_Activity_
The entire set of lines below should be copied exactly.

[Component data from apps and pages]
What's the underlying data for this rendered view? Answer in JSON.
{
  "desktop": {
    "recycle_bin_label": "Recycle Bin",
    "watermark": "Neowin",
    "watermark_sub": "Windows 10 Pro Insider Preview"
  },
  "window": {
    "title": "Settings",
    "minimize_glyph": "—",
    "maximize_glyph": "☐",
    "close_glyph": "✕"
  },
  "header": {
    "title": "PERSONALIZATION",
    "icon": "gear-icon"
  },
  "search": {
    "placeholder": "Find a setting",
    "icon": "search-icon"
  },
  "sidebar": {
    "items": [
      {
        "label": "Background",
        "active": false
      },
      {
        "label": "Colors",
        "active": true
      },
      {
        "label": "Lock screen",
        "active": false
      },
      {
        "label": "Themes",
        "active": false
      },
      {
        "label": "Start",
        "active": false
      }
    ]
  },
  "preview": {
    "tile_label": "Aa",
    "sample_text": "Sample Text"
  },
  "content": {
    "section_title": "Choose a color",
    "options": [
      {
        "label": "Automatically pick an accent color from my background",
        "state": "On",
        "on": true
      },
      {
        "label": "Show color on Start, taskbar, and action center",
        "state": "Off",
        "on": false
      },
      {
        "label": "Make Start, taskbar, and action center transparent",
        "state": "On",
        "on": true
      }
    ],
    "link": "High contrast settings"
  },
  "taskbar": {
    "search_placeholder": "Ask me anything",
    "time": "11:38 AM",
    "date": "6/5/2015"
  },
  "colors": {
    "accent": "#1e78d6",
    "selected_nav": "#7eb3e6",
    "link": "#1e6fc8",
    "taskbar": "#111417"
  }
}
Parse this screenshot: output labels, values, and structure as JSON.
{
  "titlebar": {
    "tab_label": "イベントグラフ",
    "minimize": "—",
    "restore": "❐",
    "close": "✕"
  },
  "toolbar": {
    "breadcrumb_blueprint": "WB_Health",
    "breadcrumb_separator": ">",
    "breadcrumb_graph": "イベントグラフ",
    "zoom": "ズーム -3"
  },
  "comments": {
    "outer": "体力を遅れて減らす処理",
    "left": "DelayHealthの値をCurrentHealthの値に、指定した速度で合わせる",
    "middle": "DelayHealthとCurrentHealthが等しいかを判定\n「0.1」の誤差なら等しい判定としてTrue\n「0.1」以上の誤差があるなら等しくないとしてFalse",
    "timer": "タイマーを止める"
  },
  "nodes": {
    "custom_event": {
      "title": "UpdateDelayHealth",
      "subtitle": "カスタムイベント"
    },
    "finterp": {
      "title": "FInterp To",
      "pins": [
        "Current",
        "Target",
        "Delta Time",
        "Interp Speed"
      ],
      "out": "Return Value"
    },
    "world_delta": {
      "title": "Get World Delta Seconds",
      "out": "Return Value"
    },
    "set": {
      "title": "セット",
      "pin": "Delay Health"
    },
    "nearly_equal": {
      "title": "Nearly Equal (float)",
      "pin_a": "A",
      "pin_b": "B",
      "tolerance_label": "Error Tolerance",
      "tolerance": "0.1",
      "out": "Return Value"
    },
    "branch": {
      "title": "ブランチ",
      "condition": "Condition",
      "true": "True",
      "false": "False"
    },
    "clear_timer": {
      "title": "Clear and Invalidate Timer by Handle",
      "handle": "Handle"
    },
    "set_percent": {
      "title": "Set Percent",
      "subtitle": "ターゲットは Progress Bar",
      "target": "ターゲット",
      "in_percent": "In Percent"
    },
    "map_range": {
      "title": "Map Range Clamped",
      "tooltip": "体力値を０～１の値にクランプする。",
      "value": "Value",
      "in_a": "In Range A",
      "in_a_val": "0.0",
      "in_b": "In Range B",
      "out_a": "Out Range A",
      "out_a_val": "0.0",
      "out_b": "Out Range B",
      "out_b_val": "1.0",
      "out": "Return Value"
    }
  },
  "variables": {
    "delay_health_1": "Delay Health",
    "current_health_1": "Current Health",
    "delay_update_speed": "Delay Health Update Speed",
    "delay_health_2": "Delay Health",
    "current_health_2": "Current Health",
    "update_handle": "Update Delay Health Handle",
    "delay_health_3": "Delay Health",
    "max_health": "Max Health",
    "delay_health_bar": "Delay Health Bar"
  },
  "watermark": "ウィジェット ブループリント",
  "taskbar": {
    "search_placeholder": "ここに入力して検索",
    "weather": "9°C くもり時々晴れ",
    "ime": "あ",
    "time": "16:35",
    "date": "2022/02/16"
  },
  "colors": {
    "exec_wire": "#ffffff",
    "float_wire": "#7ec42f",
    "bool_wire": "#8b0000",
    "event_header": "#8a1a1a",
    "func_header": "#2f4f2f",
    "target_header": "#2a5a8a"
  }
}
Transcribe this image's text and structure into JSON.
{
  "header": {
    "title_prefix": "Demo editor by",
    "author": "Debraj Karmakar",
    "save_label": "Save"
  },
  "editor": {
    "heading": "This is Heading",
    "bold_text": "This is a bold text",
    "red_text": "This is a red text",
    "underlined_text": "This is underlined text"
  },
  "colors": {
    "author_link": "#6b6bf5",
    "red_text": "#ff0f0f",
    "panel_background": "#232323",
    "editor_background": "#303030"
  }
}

_Written solution_
What's the underlying data for this rendered view? Answer in JSON.
{
  "desktop": {
    "recycle_bin_label": "Recycle Bin",
    "watermark": "Neowin",
    "watermark_sub": "Windows 10 Pro Insider Preview"
  },
  "window": {
    "title": "Settings",
    "minimize_glyph": "—",
    "maximize_glyph": "☐",
    "close_glyph": "✕"
  },
  "header": {
    "title": "PERSONALIZATION",
    "icon": "gear-icon"
  },
  "search": {
    "placeholder": "Find a setting",
    "icon": "search-icon"
  },
  "sidebar": {
    "items": [
      {
        "label": "Background",
        "active": false
      },
      {
        "label": "Colors",
        "active": true
      },
      {
        "label": "Lock screen",
        "active": false
      },
      {
        "label": "Themes",
        "active": false
      },
      {
        "label": "Start",
        "active": false
      }
    ]
  },
  "preview": {
    "tile_label": "Aa",
    "sample_text": "Sample Text"
  },
  "content": {
    "section_title": "Choose a color",
    "options": [
      {
        "label": "Automatically pick an accent color from my background",
        "state": "On",
        "on": true
      },
      {
        "label": "Show color on Start, taskbar, and action center",
        "state": "Off",
        "on": false
      },
      {
        "label": "Make Start, taskbar, and action center transparent",
        "state": "On",
        "on": true
      }
    ],
    "link": "High contrast settings"
  },
  "taskbar": {
    "search_placeholder": "Ask me anything",
    "time": "11:38 AM",
    "date": "6/5/2015"
  },
  "colors": {
    "accent": "#1e78d6",
    "selected_nav": "#7eb3e6",
    "link": "#1e6fc8",
    "taskbar": "#111417"
  }
}
Parse this screenshot: output labels, values, and structure as JSON.
{
  "titlebar": {
    "tab_label": "イベントグラフ",
    "minimize": "—",
    "restore": "❐",
    "close": "✕"
  },
  "toolbar": {
    "breadcrumb_blueprint": "WB_Health",
    "breadcrumb_separator": ">",
    "breadcrumb_graph": "イベントグラフ",
    "zoom": "ズーム -3"
  },
  "comments": {
    "outer": "体力を遅れて減らす処理",
    "left": "DelayHealthの値をCurrentHealthの値に、指定した速度で合わせる",
    "middle": "DelayHealthとCurrentHealthが等しいかを判定\n「0.1」の誤差なら等しい判定としてTrue\n「0.1」以上の誤差があるなら等しくないとしてFalse",
    "timer": "タイマーを止める"
  },
  "nodes": {
    "custom_event": {
      "title": "UpdateDelayHealth",
      "subtitle": "カスタムイベント"
    },
    "finterp": {
      "title": "FInterp To",
      "pins": [
        "Current",
        "Target",
        "Delta Time",
        "Interp Speed"
      ],
      "out": "Return Value"
    },
    "world_delta": {
      "title": "Get World Delta Seconds",
      "out": "Return Value"
    },
    "set": {
      "title": "セット",
      "pin": "Delay Health"
    },
    "nearly_equal": {
      "title": "Nearly Equal (float)",
      "pin_a": "A",
      "pin_b": "B",
      "tolerance_label": "Error Tolerance",
      "tolerance": "0.1",
      "out": "Return Value"
    },
    "branch": {
      "title": "ブランチ",
      "condition": "Condition",
      "true": "True",
      "false": "False"
    },
    "clear_timer": {
      "title": "Clear and Invalidate Timer by Handle",
      "handle": "Handle"
    },
    "set_percent": {
      "title": "Set Percent",
      "subtitle": "ターゲットは Progress Bar",
      "target": "ターゲット",
      "in_percent": "In Percent"
    },
    "map_range": {
      "title": "Map Range Clamped",
      "tooltip": "体力値を０～１の値にクランプする。",
      "value": "Value",
      "in_a": "In Range A",
      "in_a_val": "0.0",
      "in_b": "In Range B",
      "out_a": "Out Range A",
      "out_a_val": "0.0",
      "out_b": "Out Range B",
      "out_b_val": "1.0",
      "out": "Return Value"
    }
  },
  "variables": {
    "delay_health_1": "Delay Health",
    "current_health_1": "Current Health",
    "delay_update_speed": "Delay Health Update Speed",
    "delay_health_2": "Delay Health",
    "current_health_2": "Current Health",
    "update_handle": "Update Delay Health Handle",
    "delay_health_3": "Delay Health",
    "max_health": "Max Health",
    "delay_health_bar": "Delay Health Bar"
  },
  "watermark": "ウィジェット ブループリント",
  "taskbar": {
    "search_placeholder": "ここに入力して検索",
    "weather": "9°C くもり時々晴れ",
    "ime": "あ",
    "time": "16:35",
    "date": "2022/02/16"
  },
  "colors": {
    "exec_wire": "#ffffff",
    "float_wire": "#7ec42f",
    "bool_wire": "#8b0000",
    "event_header": "#8a1a1a",
    "func_header": "#2f4f2f",
    "target_header": "#2a5a8a"
  }
}
Transcribe this image's text and structure into JSON.
{
  "header": {
    "title_prefix": "Demo editor by",
    "author": "Debraj Karmakar",
    "save_label": "Save"
  },
  "editor": {
    "heading": "This is Heading",
    "bold_text": "This is a bold text",
    "red_text": "This is a red text",
    "underlined_text": "This is underlined text"
  },
  "colors": {
    "author_link": "#6b6bf5",
    "red_text": "#ff0f0f",
    "panel_background": "#232323",
    "editor_background": "#303030"
  }
}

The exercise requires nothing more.